- Going all in on cloud native: The benefits of re-architecting an application from the bottom up to be cloud-ready might outweigh the costs of keeping a less-mature application in tact while implementing one of the scenarios mentioned above. Cloud native applications are highly distributed in nature—often constructed utilizing 12-factor principles—and are thus designed to be independent of the underlying architecture, meaning applications continue to run even when the infrastructure underneath it breaks. In short, it is worth evaluating whether this path makes sense for the target application, as the move to cloud will certainly be easier than moving an application that is tightly coupled with its underlying infrastructure.
To find out about how Oracle defines cloud native, the origins of cloud native apps, and best practices to follow when constructing them, read this ebook.
Another way to envision these scenarios is to look across the spectrum of actions you could take to move an enterprise application closer to a cloud native architecture while moving it to Oracle Cloud Infrastructure. See Figure 1 below.
Figure 1: Cloud migration change and investment levels
The left side of Figure 1 represents the least amount of change, the shortest time to value, and the lowest initial investment. The level of change, investment, and time generally increase as you move to the right, but the realized value is also greater. This model helps you frame a way to predict what kinds of investments to consider making during the move phase. Note that the scenarios aren’t necessarily discrete and overlap a bit as applications are built in a myriad of ways.
The scenarios described above become key reference points for assessing existing maturity levels and cloud-transition objectives. The gap between your current state and target state provides a rough estimation of the scope of technical and process change required for the cloud transition. In a perfect world, the cloud transition should result in all applications transitioning to cloud native delivery models. However, given resource and time constraints, few organizations are positioned to transition their whole portfolio to a cloud native model in a single process. Even simple replatforming efforts can be resource intensive and require significant investments just to replicate legacy capabilities.

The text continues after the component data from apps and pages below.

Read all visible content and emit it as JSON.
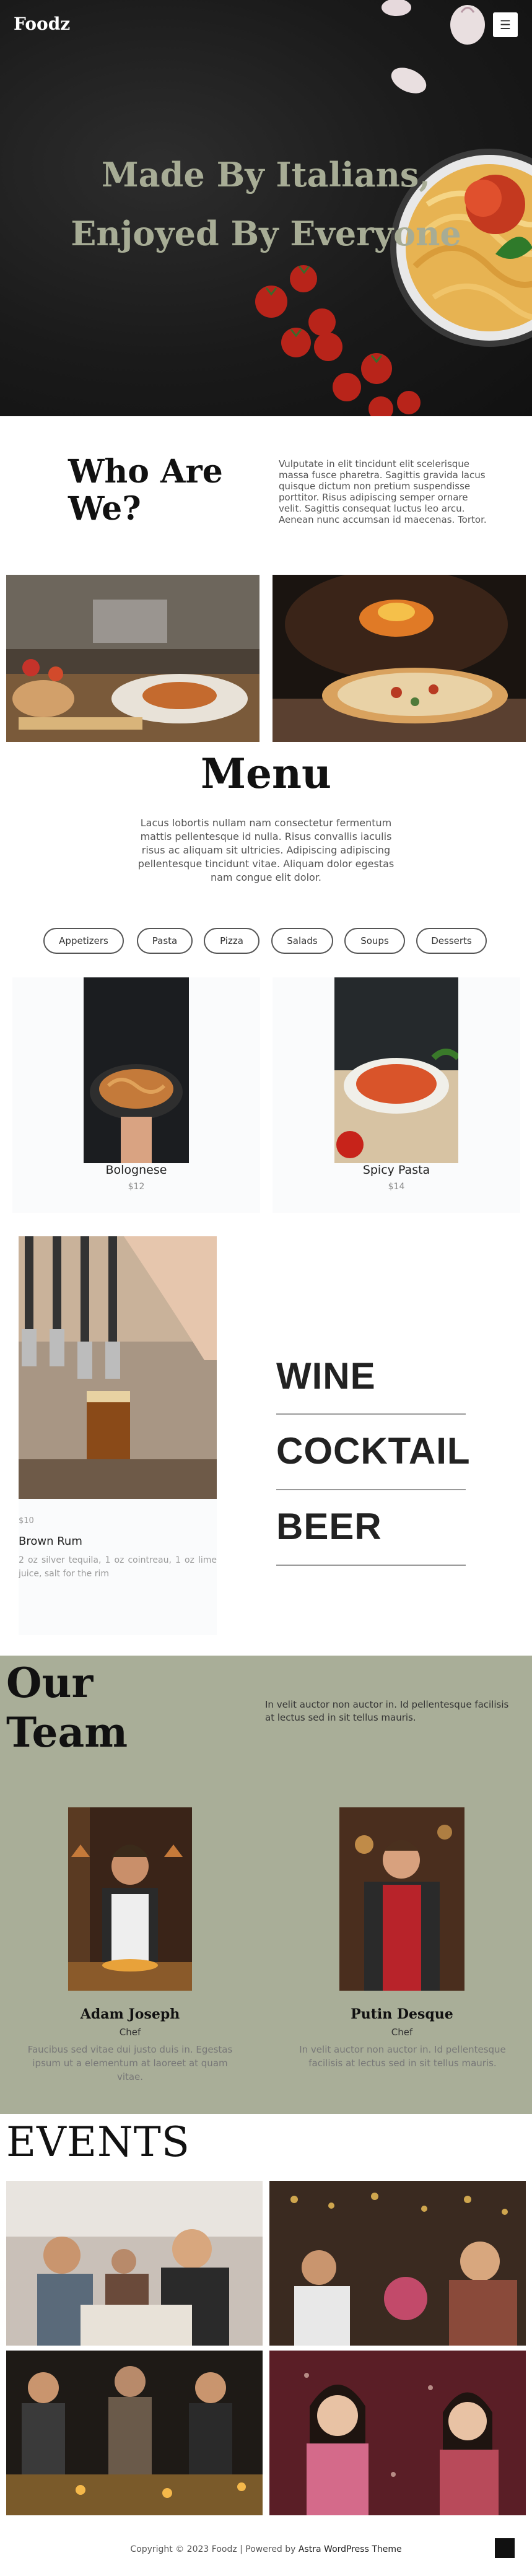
{
  "header": {
    "brand": "Foodz",
    "menu_icon": "hamburger-icon"
  },
  "hero": {
    "line1": "Made By Italians,",
    "line2": "Enjoyed By Everyone"
  },
  "about": {
    "title_line1": "Who Are",
    "title_line2": "We?",
    "text": "Vulputate in elit tincidunt elit scelerisque massa fusce pharetra. Sagittis gravida lacus quisque dictum non pretium suspendisse porttitor. Risus adipiscing semper ornare velit. Sagittis consequat luctus leo arcu. Aenean nunc accumsan id maecenas. Tortor."
  },
  "menu": {
    "title": "Menu",
    "text": "Lacus lobortis nullam nam consectetur fermentum mattis pellentesque id nulla. Risus convallis iaculis risus ac aliquam sit ultricies. Adipiscing adipiscing pellentesque tincidunt vitae. Aliquam dolor egestas nam congue elit dolor.",
    "categories": [
      "Appetizers",
      "Pasta",
      "Pizza",
      "Salads",
      "Soups",
      "Desserts"
    ],
    "items": [
      {
        "name": "Bolognese",
        "price": "$12"
      },
      {
        "name": "Spicy Pasta",
        "price": "$14"
      }
    ]
  },
  "drinks": {
    "item": {
      "price": "$10",
      "name": "Brown Rum",
      "desc": "2 oz silver tequila, 1 oz cointreau, 1 oz lime juice, salt for the rim"
    },
    "categories": [
      "WINE",
      "COCKTAIL",
      "BEER"
    ]
  },
  "team": {
    "title_line1": "Our",
    "title_line2": "Team",
    "text": "In velit auctor non auctor in. Id pellentesque facilisis at lectus sed in sit tellus mauris.",
    "members": [
      {
        "name": "Adam Joseph",
        "role": "Chef",
        "bio": "Faucibus sed vitae dui justo duis in. Egestas ipsum ut a elementum at laoreet at quam vitae."
      },
      {
        "name": "Putin Desque",
        "role": "Chef",
        "bio": "In velit auctor non auctor in. Id pellentesque facilisis at lectus sed in sit tellus mauris."
      }
    ]
  },
  "events": {
    "title": "EVENTS"
  },
  "footer": {
    "prefix": "Copyright © 2023 Foodz | Powered by ",
    "link": "Astra WordPress Theme"
  },
  "colors": {
    "sage": "#a9ae98",
    "hero_text": "#a7ac95",
    "dark": "#1c1c1c"
  }
}
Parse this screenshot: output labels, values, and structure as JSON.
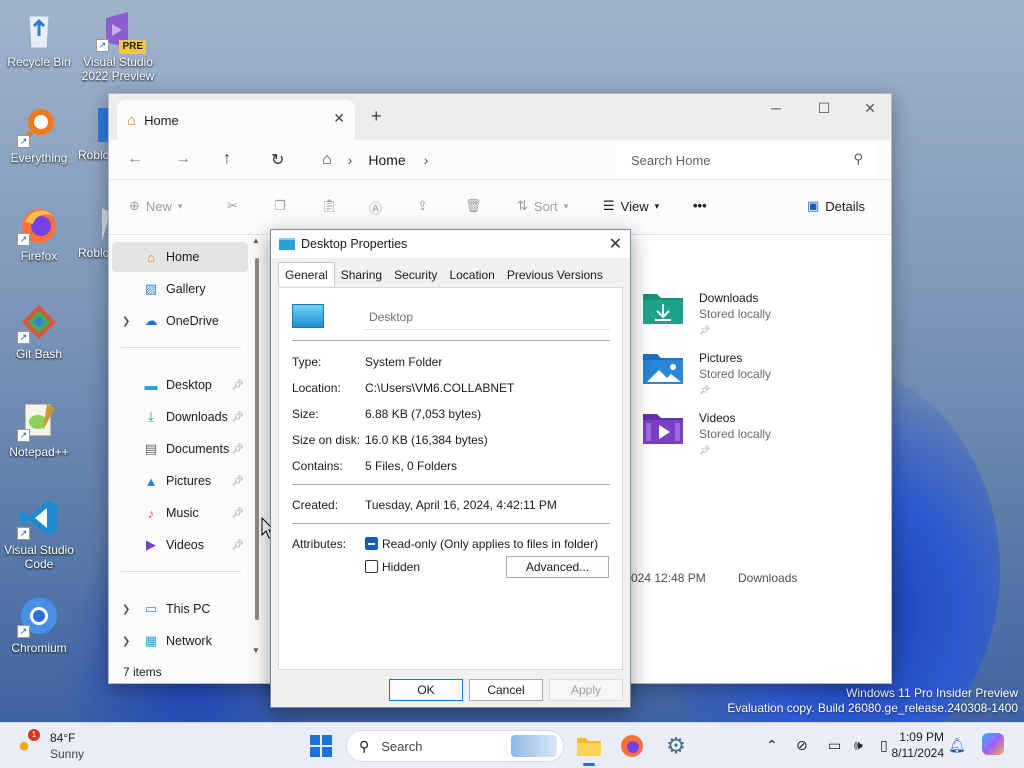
{
  "desktop": {
    "icons": [
      {
        "label": "Recycle Bin"
      },
      {
        "label": "Visual Studio 2022 Preview",
        "badge": "PRE"
      },
      {
        "label": "Everything"
      },
      {
        "label": "Roblo"
      },
      {
        "label": "Firefox"
      },
      {
        "label": "Roblo"
      },
      {
        "label": "Git Bash"
      },
      {
        "label": "Notepad++"
      },
      {
        "label": "Visual Studio Code"
      },
      {
        "label": "Chromium"
      }
    ],
    "watermark": {
      "line1": "Windows 11 Pro Insider Preview",
      "line2": "Evaluation copy. Build 26080.ge_release.240308-1400"
    }
  },
  "explorer": {
    "tab_label": "Home",
    "address_crumb": "Home",
    "search_placeholder": "Search Home",
    "commands": {
      "new": "New",
      "sort": "Sort",
      "view": "View",
      "more": "•••",
      "details": "Details"
    },
    "nav": {
      "top": [
        {
          "label": "Home"
        },
        {
          "label": "Gallery"
        },
        {
          "label": "OneDrive"
        }
      ],
      "quick": [
        {
          "label": "Desktop"
        },
        {
          "label": "Downloads"
        },
        {
          "label": "Documents"
        },
        {
          "label": "Pictures"
        },
        {
          "label": "Music"
        },
        {
          "label": "Videos"
        }
      ],
      "bottom": [
        {
          "label": "This PC"
        },
        {
          "label": "Network"
        }
      ]
    },
    "status": "7 items",
    "folders": [
      {
        "name": "Downloads",
        "sub": "Stored locally"
      },
      {
        "name": "Pictures",
        "sub": "Stored locally"
      },
      {
        "name": "Videos",
        "sub": "Stored locally"
      }
    ],
    "recent": {
      "date_fragment": "024 12:48 PM",
      "location": "Downloads"
    }
  },
  "dialog": {
    "title": "Desktop Properties",
    "tabs": [
      "General",
      "Sharing",
      "Security",
      "Location",
      "Previous Versions"
    ],
    "name_value": "Desktop",
    "props": [
      {
        "key": "Type:",
        "value": "System Folder"
      },
      {
        "key": "Location:",
        "value": "C:\\Users\\VM6.COLLABNET"
      },
      {
        "key": "Size:",
        "value": "6.88 KB (7,053 bytes)"
      },
      {
        "key": "Size on disk:",
        "value": "16.0 KB (16,384 bytes)"
      },
      {
        "key": "Contains:",
        "value": "5 Files, 0 Folders"
      }
    ],
    "created": {
      "key": "Created:",
      "value": "Tuesday, April 16, 2024, 4:42:11 PM"
    },
    "attributes": {
      "key": "Attributes:",
      "readonly": "Read-only (Only applies to files in folder)",
      "readonly_checked": true,
      "hidden": "Hidden",
      "hidden_checked": false,
      "advanced": "Advanced..."
    },
    "buttons": {
      "ok": "OK",
      "cancel": "Cancel",
      "apply": "Apply"
    }
  },
  "taskbar": {
    "weather_temp": "84°F",
    "weather_cond": "Sunny",
    "weather_badge": "1",
    "search_label": "Search",
    "time": "1:09 PM",
    "date": "8/11/2024"
  },
  "colors": {
    "accent": "#1a5fb4",
    "folder_teal": "#1ea38a",
    "folder_blue": "#2b86d6",
    "folder_purple": "#7b3fc4"
  }
}
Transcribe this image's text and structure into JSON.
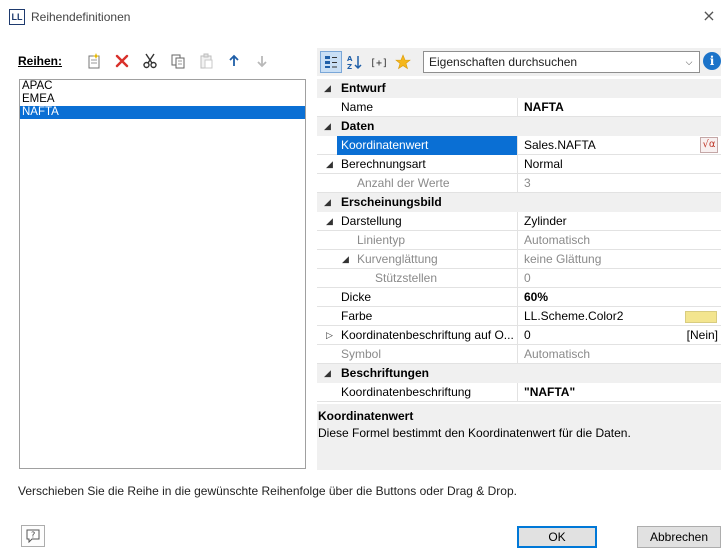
{
  "window": {
    "app_icon": "LL",
    "title": "Reihendefinitionen",
    "close_label": "×"
  },
  "left_panel": {
    "label": "Reihen:",
    "toolbar": [
      {
        "name": "new-series-icon",
        "enabled": true
      },
      {
        "name": "delete-icon",
        "enabled": true
      },
      {
        "name": "cut-icon",
        "enabled": true
      },
      {
        "name": "copy-icon",
        "enabled": true
      },
      {
        "name": "paste-icon",
        "enabled": false
      },
      {
        "name": "move-up-icon",
        "enabled": true
      },
      {
        "name": "move-down-icon",
        "enabled": false
      }
    ],
    "series": [
      "APAC",
      "EMEA",
      "NAFTA"
    ],
    "selected_index": 2
  },
  "right_panel": {
    "search_placeholder": "Eigenschaften durchsuchen",
    "info_label": "i",
    "properties": {
      "cat_entwurf": "Entwurf",
      "name_label": "Name",
      "name_value": "NAFTA",
      "cat_daten": "Daten",
      "koordinatenwert_label": "Koordinatenwert",
      "koordinatenwert_value": "Sales.NAFTA",
      "formula_symbol": "√α",
      "berechnungsart_label": "Berechnungsart",
      "berechnungsart_value": "Normal",
      "anzahl_label": "Anzahl der Werte",
      "anzahl_value": "3",
      "cat_erscheinungsbild": "Erscheinungsbild",
      "darstellung_label": "Darstellung",
      "darstellung_value": "Zylinder",
      "linientyp_label": "Linientyp",
      "linientyp_value": "Automatisch",
      "kurvenglaettung_label": "Kurvenglättung",
      "kurvenglaettung_value": "keine Glättung",
      "stuetzstellen_label": "Stützstellen",
      "stuetzstellen_value": "0",
      "dicke_label": "Dicke",
      "dicke_value": "60%",
      "farbe_label": "Farbe",
      "farbe_value": "LL.Scheme.Color2",
      "farbe_swatch": "#f3e58f",
      "koordbeschr_o_label": "Koordinatenbeschriftung auf O...",
      "koordbeschr_o_value": "0",
      "koordbeschr_o_tag": "[Nein]",
      "symbol_label": "Symbol",
      "symbol_value": "Automatisch",
      "cat_beschriftungen": "Beschriftungen",
      "koordbeschr_label": "Koordinatenbeschriftung",
      "koordbeschr_value": "\"NAFTA\""
    },
    "description": {
      "title": "Koordinatenwert",
      "text": "Diese Formel bestimmt den Koordinatenwert für die Daten."
    }
  },
  "footer": {
    "hint": "Verschieben Sie die Reihe in die gewünschte Reihenfolge über die Buttons oder Drag & Drop.",
    "ok_label": "OK",
    "cancel_label": "Abbrechen"
  },
  "colors": {
    "selection": "#0a6fd4",
    "accent": "#1b73c9"
  }
}
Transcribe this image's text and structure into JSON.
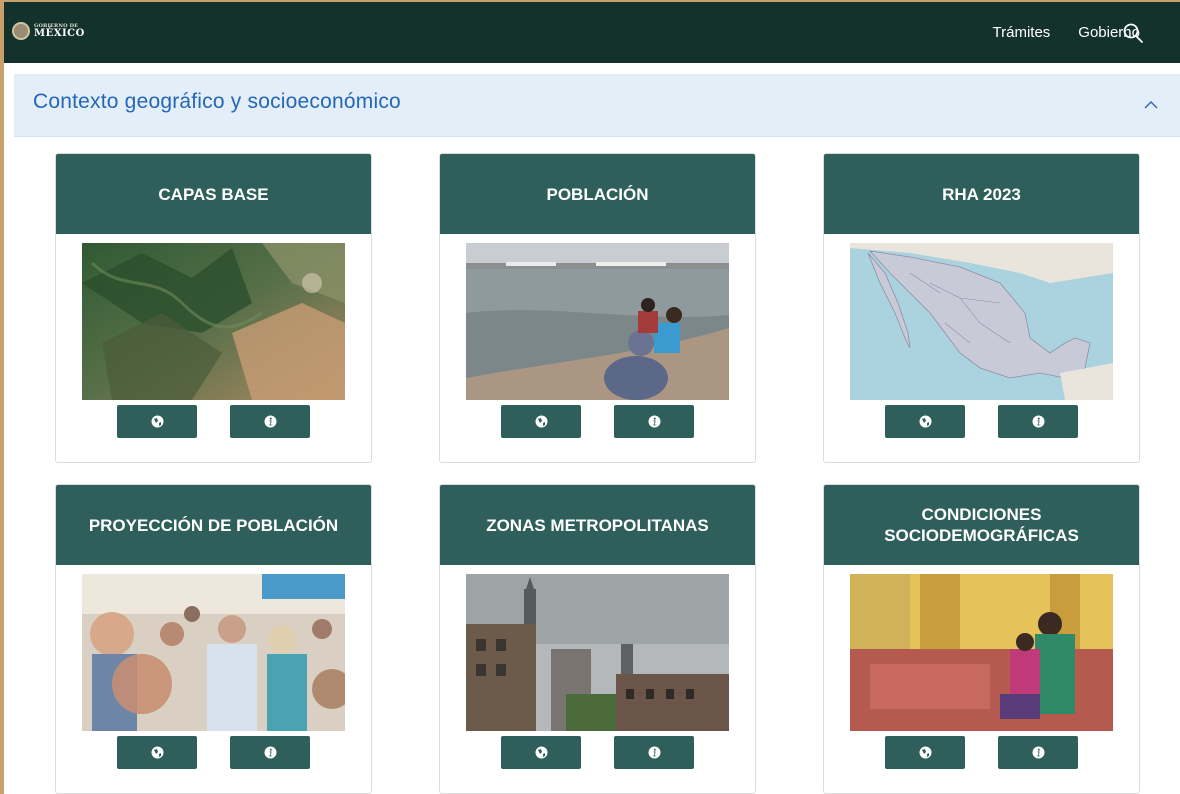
{
  "navbar": {
    "logo_small": "GOBIERNO DE",
    "logo_big": "MÉXICO",
    "links": [
      "Trámites",
      "Gobierno"
    ],
    "search_icon": "search-icon",
    "background": "#13322b"
  },
  "section": {
    "title": "Contexto geográfico y socioeconómico",
    "toggle_icon": "chevron-up-icon",
    "accent": "#2467b8"
  },
  "cards": [
    {
      "title": "CAPAS BASE",
      "image": "satellite-terrain-image",
      "map_icon": "globe-icon",
      "info_icon": "info-icon"
    },
    {
      "title": "POBLACIÓN",
      "image": "children-by-lake-image",
      "map_icon": "globe-icon",
      "info_icon": "info-icon"
    },
    {
      "title": "RHA 2023",
      "image": "mexico-map-image",
      "map_icon": "globe-icon",
      "info_icon": "info-icon"
    },
    {
      "title": "PROYECCIÓN DE POBLACIÓN",
      "image": "crowd-image",
      "map_icon": "globe-icon",
      "info_icon": "info-icon"
    },
    {
      "title": "ZONAS METROPOLITANAS",
      "image": "city-skyline-image",
      "map_icon": "globe-icon",
      "info_icon": "info-icon"
    },
    {
      "title": "CONDICIONES SOCIODEMOGRÁFICAS",
      "image": "market-women-image",
      "map_icon": "globe-icon",
      "info_icon": "info-icon"
    }
  ],
  "colors": {
    "card_header": "#2f5f5a",
    "frame": "#c8a06a"
  }
}
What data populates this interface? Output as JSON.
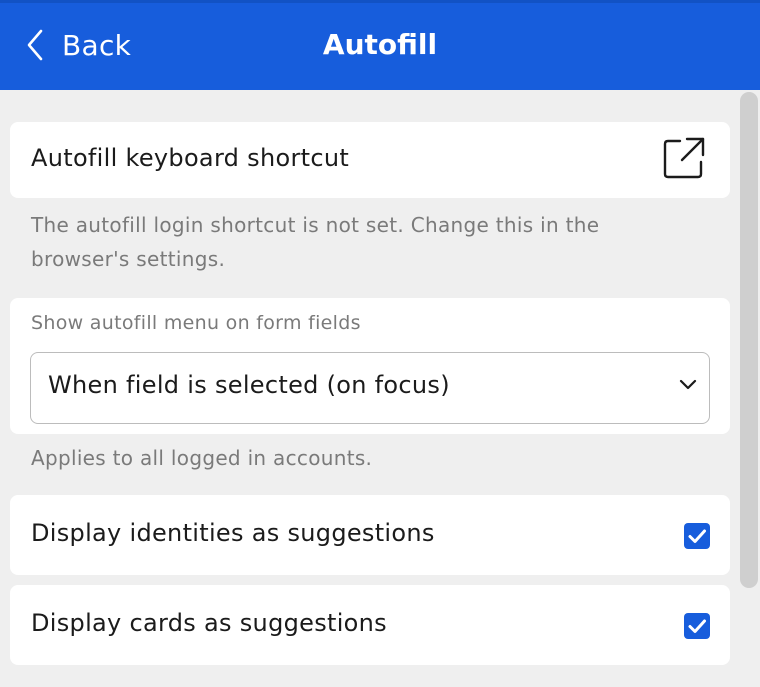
{
  "header": {
    "back_label": "Back",
    "title": "Autofill",
    "accent_color": "#175ddc"
  },
  "shortcut": {
    "label": "Autofill keyboard shortcut",
    "icon": "external-link-icon",
    "help_text": "The autofill login shortcut is not set. Change this in the browser's settings."
  },
  "autofill_menu": {
    "label": "Show autofill menu on form fields",
    "selected_value": "When field is selected (on focus)",
    "help_text": "Applies to all logged in accounts."
  },
  "options": [
    {
      "label": "Display identities as suggestions",
      "checked": true
    },
    {
      "label": "Display cards as suggestions",
      "checked": true
    }
  ]
}
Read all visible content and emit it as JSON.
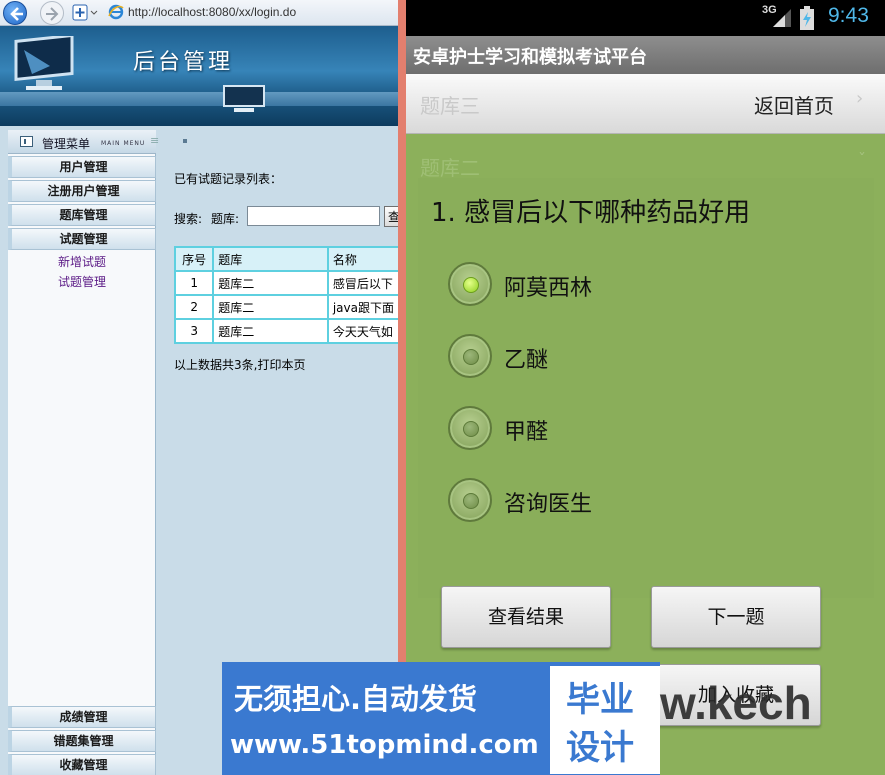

The cloud transition is thus a question of identifying the trade-offs between the optimal cloud maturity level (where the applications sit in the cloud-hosted to cloud native continuum shown above) and the engineering investment needed to re-architect the product and its associated business processes. At this stage, the key step is identifying each application’s current and target maturity levels with a rough estimate of the development investment required to bridge the gap.
Applications that change maturity levels during migration also have to change operational patterns and expectations. The changing of maturity levels affects the teams, processes, and policies that support the service.